First off, I’d like to thank Plant Based on a Budget supporters for your constant support, kind words and wonderful feedback. We donate all of our free time to this blog … and personally speaking, your kind words of encouragement keep me motivated to continue.
Through this blog, I have become incredibly interested in fresh food access issues and lack of nutrition education in low-income and people of color communities. I remain heavily focused on animal advocacy and I believe that is absolutely imperative to know where your food came from, but part of my attention has definitely shifted to the unfortunate state of hunger and poor health in our community. I have had the pleasure of connecting with some readers of this blog who are truly forced to live on a very tight budget, and to be honest, that group of people specifically keeps me inspired to use the privileges and knowledge that I have to educate anyone who will listen about the importance of making plant based food accessible.
Although I try to keep the positive feedback and heart-felt stories in mind, I occasionally let the negative comments get the best of me. Last night as I was watching A Place at the Table, I found myself becoming more and more disappointed in some of the comments that we received about our meal plans. Of course I believe that everyone has the right to their own food preferences, but it was absolutely unnecessary for people to e-mail letting me know how “ripped off” they were by my FREE meal plans, telling me that I set them up for failure, calling Terrence out for using food in cans, e-mailing me to say that I don’t follow a plant-based diet because I use Earth Balance, and the list goes on and on and on. Not only that, but the movie also made me reflect upon some of the comments that were from people who were very privileged and probably don’t even recognize it. Many comments were along the lines of, “I’d rather spend extra money than … [shop in a bad neighborhood], [eat food in a can], [eat white foods/ processed foods/ etc]” — those comments were all most likely meant to be harmless, but they are extremely insensitive to those who don’t have the luxury of spending extra money to avoid bad neighborhoods (which they most likely live in) or processed foods.
I think it is extremely easy to forget the privileges that you have in life. I encourage you to check out your local food bank and ask some questions about the types of foods that are available to those without homes — I guarantee a large majority comes from BPA cans, when you drive by a low-income neighborhood check to see what grocery stores are available, volunteer at your local chapter of Food Not Bombs, and lastly, reflect on the advantages you have in life (sanity, support from family and friends, shelter, income) — doing that always helps me put things into perspective.
A Place at the Table - I highly recommend watching it. It’s available to watch instantly on netflix and I know that it is available to rent at my local library:

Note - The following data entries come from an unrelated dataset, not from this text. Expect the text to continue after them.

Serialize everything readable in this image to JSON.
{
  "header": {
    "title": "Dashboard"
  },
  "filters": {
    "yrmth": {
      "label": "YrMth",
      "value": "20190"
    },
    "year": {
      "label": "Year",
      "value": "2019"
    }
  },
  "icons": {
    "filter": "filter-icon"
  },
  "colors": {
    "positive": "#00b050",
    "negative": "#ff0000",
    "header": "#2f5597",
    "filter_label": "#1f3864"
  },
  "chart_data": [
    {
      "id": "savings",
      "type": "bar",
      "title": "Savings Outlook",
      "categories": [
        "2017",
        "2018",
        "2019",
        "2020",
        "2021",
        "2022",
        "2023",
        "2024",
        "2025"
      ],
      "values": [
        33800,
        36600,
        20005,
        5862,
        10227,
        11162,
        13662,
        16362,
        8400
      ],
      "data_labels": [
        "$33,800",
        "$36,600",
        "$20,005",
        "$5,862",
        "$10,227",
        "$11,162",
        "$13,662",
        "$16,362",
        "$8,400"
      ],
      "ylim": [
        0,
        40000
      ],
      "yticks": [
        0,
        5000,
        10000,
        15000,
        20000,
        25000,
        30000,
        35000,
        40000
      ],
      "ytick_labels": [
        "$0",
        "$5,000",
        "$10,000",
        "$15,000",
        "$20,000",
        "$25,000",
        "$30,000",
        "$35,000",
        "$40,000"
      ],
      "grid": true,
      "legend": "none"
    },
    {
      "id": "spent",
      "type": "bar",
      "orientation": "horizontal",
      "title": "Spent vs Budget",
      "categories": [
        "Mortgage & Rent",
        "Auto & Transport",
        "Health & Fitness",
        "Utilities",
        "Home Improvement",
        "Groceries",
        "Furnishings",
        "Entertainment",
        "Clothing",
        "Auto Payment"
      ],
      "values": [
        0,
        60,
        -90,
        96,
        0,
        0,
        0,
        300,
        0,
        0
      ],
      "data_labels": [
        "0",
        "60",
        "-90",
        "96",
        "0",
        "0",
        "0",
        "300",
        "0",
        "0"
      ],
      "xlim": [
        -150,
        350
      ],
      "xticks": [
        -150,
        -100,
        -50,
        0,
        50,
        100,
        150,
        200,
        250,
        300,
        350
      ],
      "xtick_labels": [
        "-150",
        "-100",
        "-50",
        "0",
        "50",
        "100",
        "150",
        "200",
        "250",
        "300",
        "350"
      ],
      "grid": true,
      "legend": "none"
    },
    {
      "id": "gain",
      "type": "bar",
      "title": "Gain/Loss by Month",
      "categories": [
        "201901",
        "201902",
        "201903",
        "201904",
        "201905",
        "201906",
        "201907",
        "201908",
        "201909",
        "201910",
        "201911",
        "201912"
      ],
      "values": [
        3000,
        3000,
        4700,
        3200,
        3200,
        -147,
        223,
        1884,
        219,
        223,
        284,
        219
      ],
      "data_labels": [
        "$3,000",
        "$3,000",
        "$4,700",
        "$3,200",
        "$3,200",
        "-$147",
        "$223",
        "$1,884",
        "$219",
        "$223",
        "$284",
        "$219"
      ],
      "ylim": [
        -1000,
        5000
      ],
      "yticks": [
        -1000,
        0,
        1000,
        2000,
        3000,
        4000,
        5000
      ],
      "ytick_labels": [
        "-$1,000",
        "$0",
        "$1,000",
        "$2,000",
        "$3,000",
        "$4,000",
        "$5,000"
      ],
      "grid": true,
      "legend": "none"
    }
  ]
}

From Wikipedia: ”As of 2012, about 50 million Americans were food insecure. This was approximately 1 in 6 of the overall population, with the proportion of children facing food insecurity even higher at about 1 in 4. One in every two children receive federal food assistance. The film sees directors Kristi Jacobson and Lori Silverbush examine the issue of hunger in America, largely through the stories of three people suffering from food insecurity:
- Barbie, a single Philadelphia mother who grew up in poverty and is trying to provide a better life for her two children;
- Rosie, a Colorado fifth-grader who often has to depend on friends and neighbors to feed her and has trouble concentrating in school; and
- Tremonica, a Mississippi second-grader whose asthma and health problems are exacerbated by the largely-empty calories her hard-working mother can afford.
Other Americans struggling with hunger are also featured, including a cop whose monthly paychecks only leaves him enough money to buy food for two weeks, forcing him to use a food bank.  A Place at the Table shows how hunger poses serious economic, social, and cultural implications for the United States, and that the problem can be solved once and for all, if the American public decides – as they have in the past – that making healthy food available and affordable is in everyone’s best interest.”
Also, I recommend checking out information about food assistance programs. You have to make virtually nothing to qualify for a very small amount of food money, and from all the people I’ve personally known to receive government help, they say that it is made to be a very demeaning process. It reminds me of The Clash song Know Your Rights, “You have the right to food money. Providing, of course, you don’t mind a little investigation, humiliation … and if you cross your fingers … rehabilitation!”.
These are your rights. Know them.